The majority of the scenes play out in the cold, dark, and claustrophobic officers quarters where the group of diverse personalities live in constant fear of an imminent attack. The close quarters setting leads to some intense interactions between the officers and it’s easy to see why the stage play has become a classic. The writing is superb, featuring some great dialog and well-crafted character development. Dibb’s film does a great job of conveying how tough things were for soldiers of the era, and how the use of routine tasks created structure and a sense of purpose at a time when things could feel hopeless and meaningless. It’s clear that the entire company’s lives are in the hands of higher-ups and that they are merely expendable pawns in the greater scheme of things.
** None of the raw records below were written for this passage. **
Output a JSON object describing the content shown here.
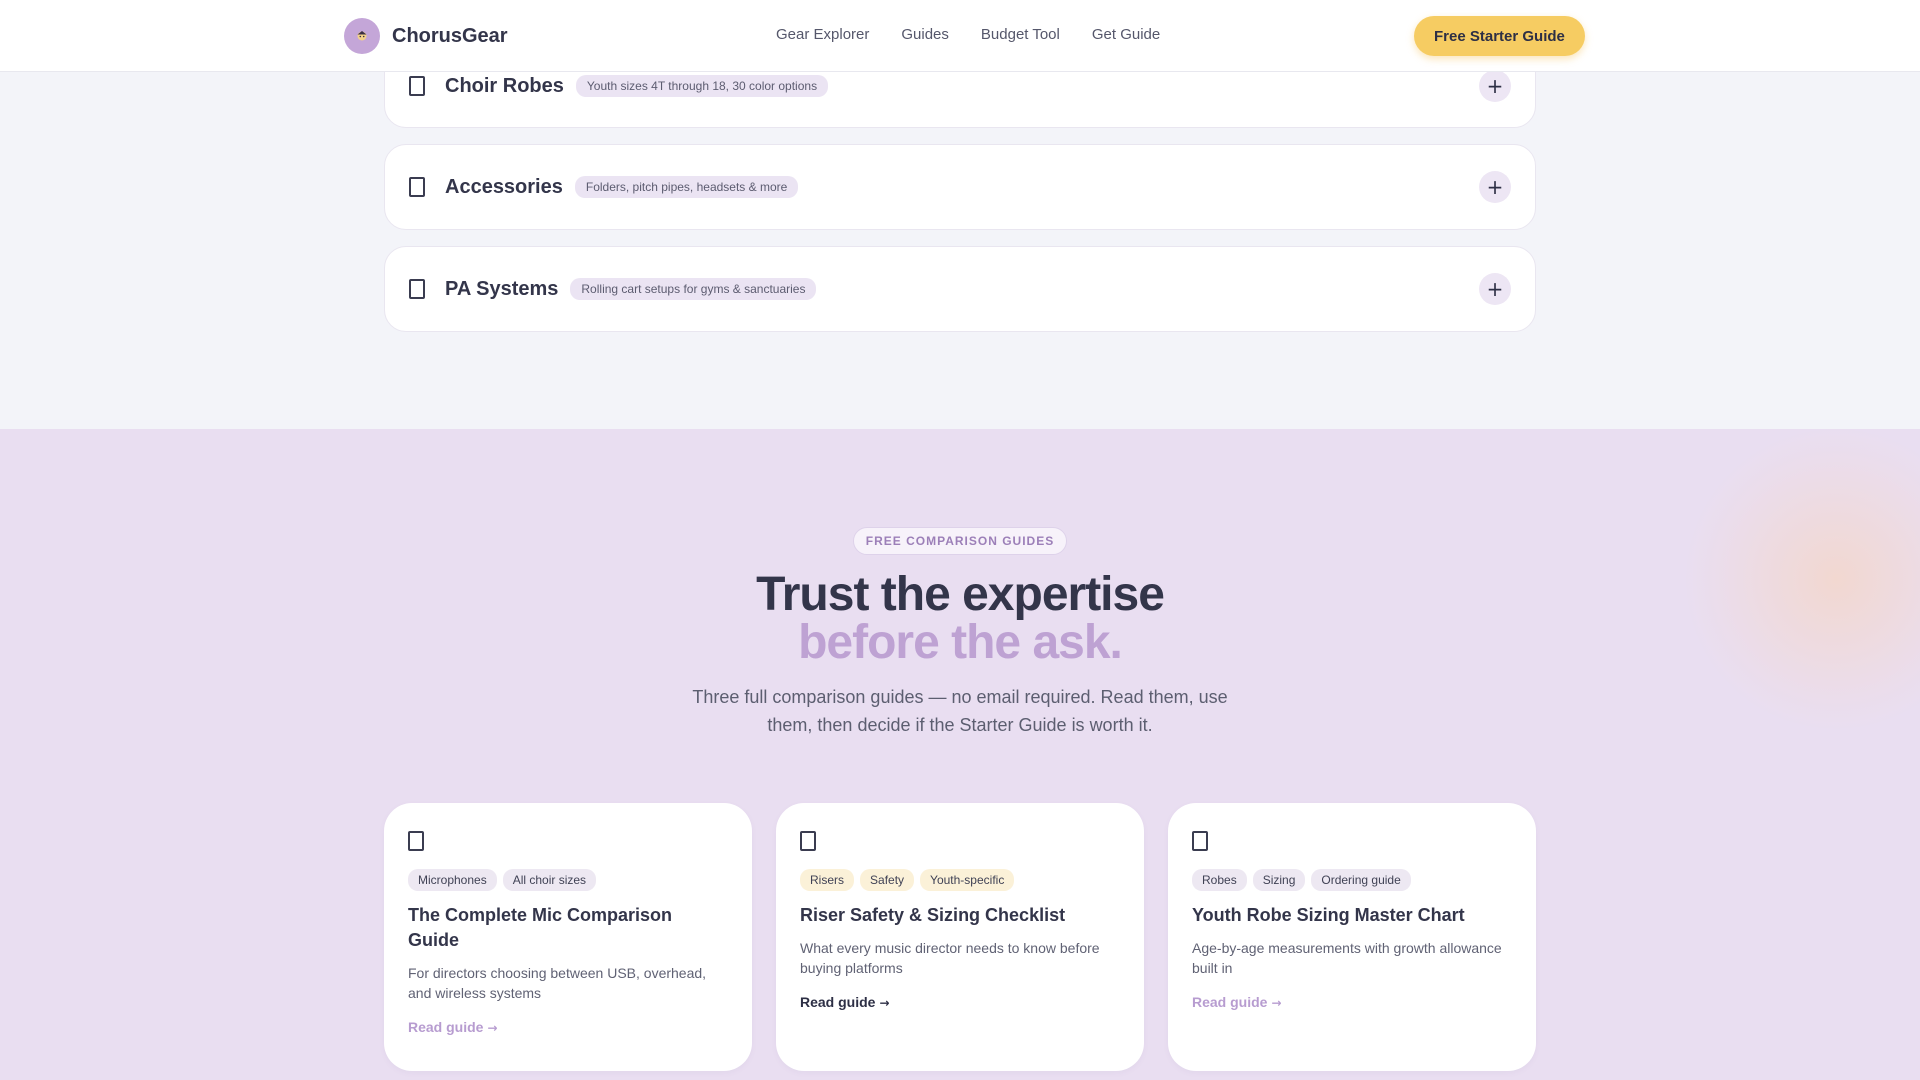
{
  "nav": {
    "brand": "ChorusGear",
    "links": [
      "Gear Explorer",
      "Guides",
      "Budget Tool",
      "Get Guide"
    ],
    "cta": "Free Starter Guide",
    "logo_icon": "choir-singer-icon"
  },
  "accordion": {
    "items": [
      {
        "title": "Choir Robes",
        "tag": "Youth sizes 4T through 18, 30 color options"
      },
      {
        "title": "Accessories",
        "tag": "Folders, pitch pipes, headsets & more"
      },
      {
        "title": "PA Systems",
        "tag": "Rolling cart setups for gyms & sanctuaries"
      }
    ],
    "toggle_symbol": "+"
  },
  "guides": {
    "eyebrow": "FREE COMPARISON GUIDES",
    "heading_line1": "Trust the expertise",
    "heading_line2": "before the ask.",
    "subtitle": "Three full comparison guides — no email required. Read them, use them, then decide if the Starter Guide is worth it.",
    "cards": [
      {
        "tags": [
          "Microphones",
          "All choir sizes"
        ],
        "title": "The Complete Mic Comparison Guide",
        "description": "For directors choosing between USB, overhead, and wireless systems",
        "link": "Read guide",
        "arrow": "→"
      },
      {
        "tags": [
          "Risers",
          "Safety",
          "Youth-specific"
        ],
        "title": "Riser Safety & Sizing Checklist",
        "description": "What every music director needs to know before buying platforms",
        "link": "Read guide",
        "arrow": "→"
      },
      {
        "tags": [
          "Robes",
          "Sizing",
          "Ordering guide"
        ],
        "title": "Youth Robe Sizing Master Chart",
        "description": "Age-by-age measurements with growth allowance built in",
        "link": "Read guide",
        "arrow": "→"
      }
    ]
  },
  "colors": {
    "accent_purple": "#bea2d3",
    "cta_yellow": "#f6cc62",
    "text_dark": "#33354a",
    "section_bg": "#e9def1"
  }
}
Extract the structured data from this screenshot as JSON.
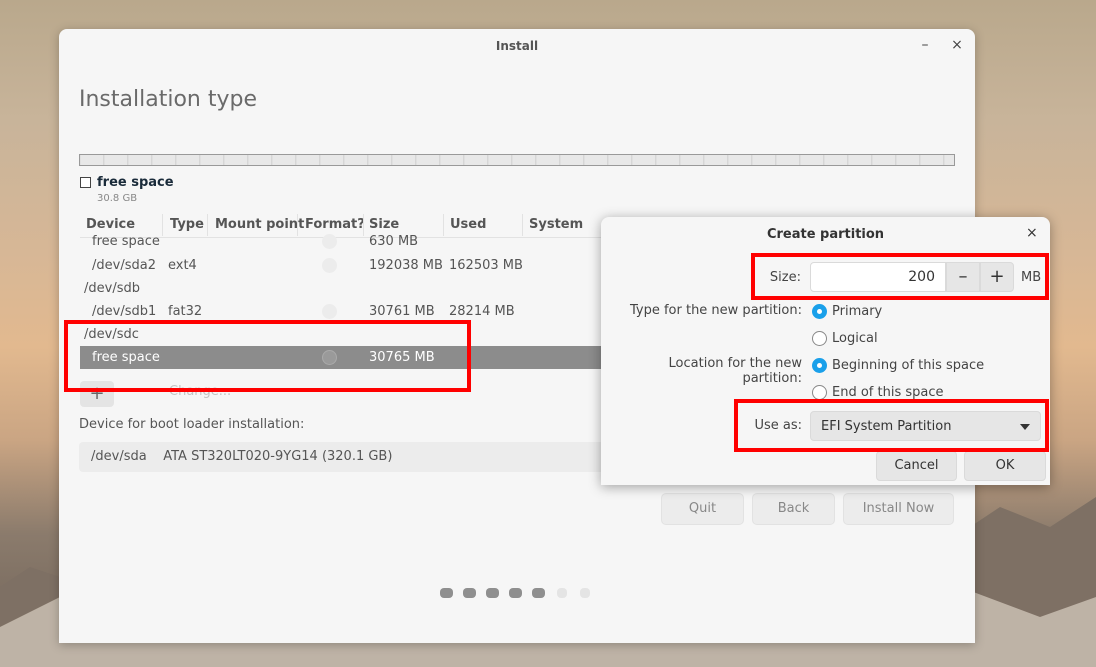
{
  "window": {
    "title": "Install",
    "minimize": "–",
    "close": "×"
  },
  "page": {
    "heading": "Installation type"
  },
  "partition_bar": {
    "label": "free space",
    "size": "30.8 GB"
  },
  "table": {
    "headers": [
      "Device",
      "Type",
      "Mount point",
      "Format?",
      "Size",
      "Used",
      "System"
    ],
    "rows": [
      {
        "device": "free space",
        "type": "",
        "mount": "",
        "size": "630 MB",
        "used": ""
      },
      {
        "device": "/dev/sda2",
        "type": "ext4",
        "mount": "",
        "size": "192038 MB",
        "used": "162503 MB"
      },
      {
        "device": "/dev/sdb",
        "type": "",
        "mount": "",
        "size": "",
        "used": ""
      },
      {
        "device": "/dev/sdb1",
        "type": "fat32",
        "mount": "",
        "size": "30761 MB",
        "used": "28214 MB"
      },
      {
        "device": "/dev/sdc",
        "type": "",
        "mount": "",
        "size": "",
        "used": ""
      },
      {
        "device": "free space",
        "type": "",
        "mount": "",
        "size": "30765 MB",
        "used": "",
        "selected": true
      }
    ]
  },
  "toolbar": {
    "add": "+",
    "remove": "–",
    "change": "Change..."
  },
  "boot_loader": {
    "label": "Device for boot loader installation:",
    "device": "/dev/sda",
    "model": "ATA ST320LT020-9YG14 (320.1 GB)"
  },
  "buttons": {
    "quit": "Quit",
    "back": "Back",
    "install_now": "Install Now"
  },
  "progress_dots": {
    "total": 7,
    "done": 5
  },
  "dialog": {
    "title": "Create partition",
    "close": "×",
    "size_label": "Size:",
    "size_value": "200",
    "size_minus": "–",
    "size_plus": "+",
    "size_unit": "MB",
    "type_label": "Type for the new partition:",
    "type_options": [
      "Primary",
      "Logical"
    ],
    "type_selected": "Primary",
    "location_label": "Location for the new partition:",
    "location_options": [
      "Beginning of this space",
      "End of this space"
    ],
    "location_selected": "Beginning of this space",
    "use_as_label": "Use as:",
    "use_as_value": "EFI System Partition",
    "cancel": "Cancel",
    "ok": "OK"
  },
  "colors": {
    "highlight": "#ff0000",
    "radio_selected": "#1aa0ea",
    "selected_row": "#8c8c8c"
  }
}
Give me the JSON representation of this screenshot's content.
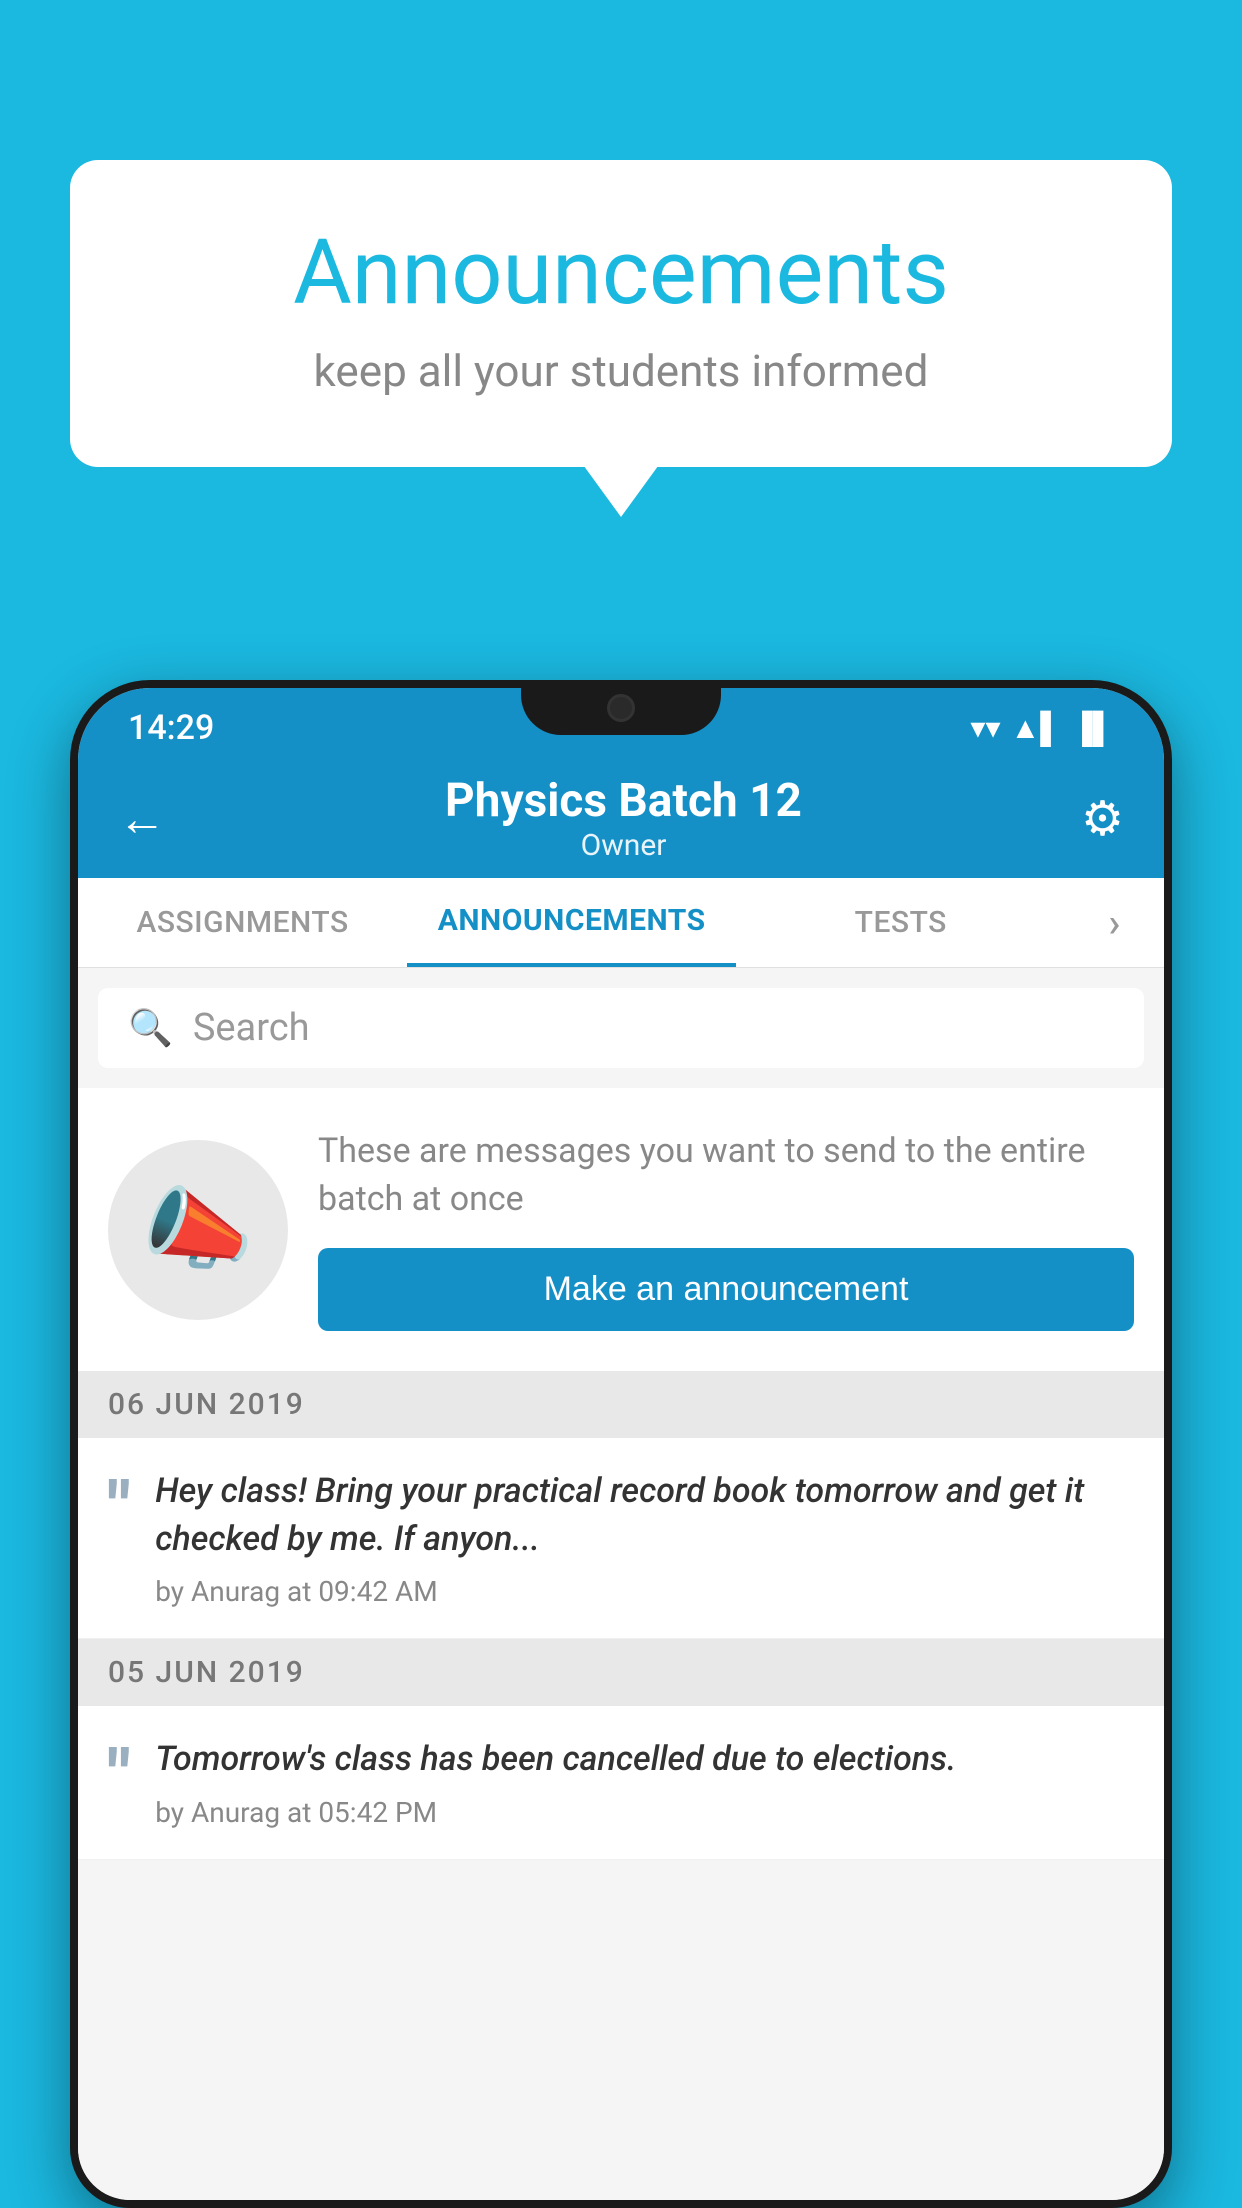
{
  "background_color": "#1bb8e0",
  "speech_bubble": {
    "title": "Announcements",
    "subtitle": "keep all your students informed"
  },
  "phone": {
    "status_bar": {
      "time": "14:29",
      "wifi": "▼",
      "signal": "▲",
      "battery": "▐"
    },
    "header": {
      "back_label": "←",
      "title": "Physics Batch 12",
      "subtitle": "Owner",
      "settings_icon": "⚙"
    },
    "tabs": [
      {
        "label": "ASSIGNMENTS",
        "active": false
      },
      {
        "label": "ANNOUNCEMENTS",
        "active": true
      },
      {
        "label": "TESTS",
        "active": false
      },
      {
        "label": "›",
        "active": false
      }
    ],
    "search": {
      "placeholder": "Search",
      "icon": "🔍"
    },
    "promo": {
      "description": "These are messages you want to send to the entire batch at once",
      "button_label": "Make an announcement"
    },
    "announcements": [
      {
        "date": "06  JUN  2019",
        "text": "Hey class! Bring your practical record book tomorrow and get it checked by me. If anyon...",
        "meta": "by Anurag at 09:42 AM"
      },
      {
        "date": "05  JUN  2019",
        "text": "Tomorrow's class has been cancelled due to elections.",
        "meta": "by Anurag at 05:42 PM"
      }
    ]
  }
}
The officer roles are played masterfully, led by the heavy-drinking Stanhope and second-in-command, Osborne (Paul Bettany). Osborne along with Trotter (Stephen Graham) take it upon themselves to show the baby-faced officer Raleigh (Asa Butterfield) the ropes. Young Raleigh is a new recruit eager for some action and calls in a favor with his uncle in order to be placed with his schoolmate Stanhope’s unit on the frontline. He quickly discovers that Stanhope has fallen into alcoholism in order to deal with the pressure of being responsible for hundreds of men’s lives on a daily basis. Stanhope is essentially a puppet for the bureaucratic leaders of the army and at times is forced to send off his officers and troops to what is most likely their death.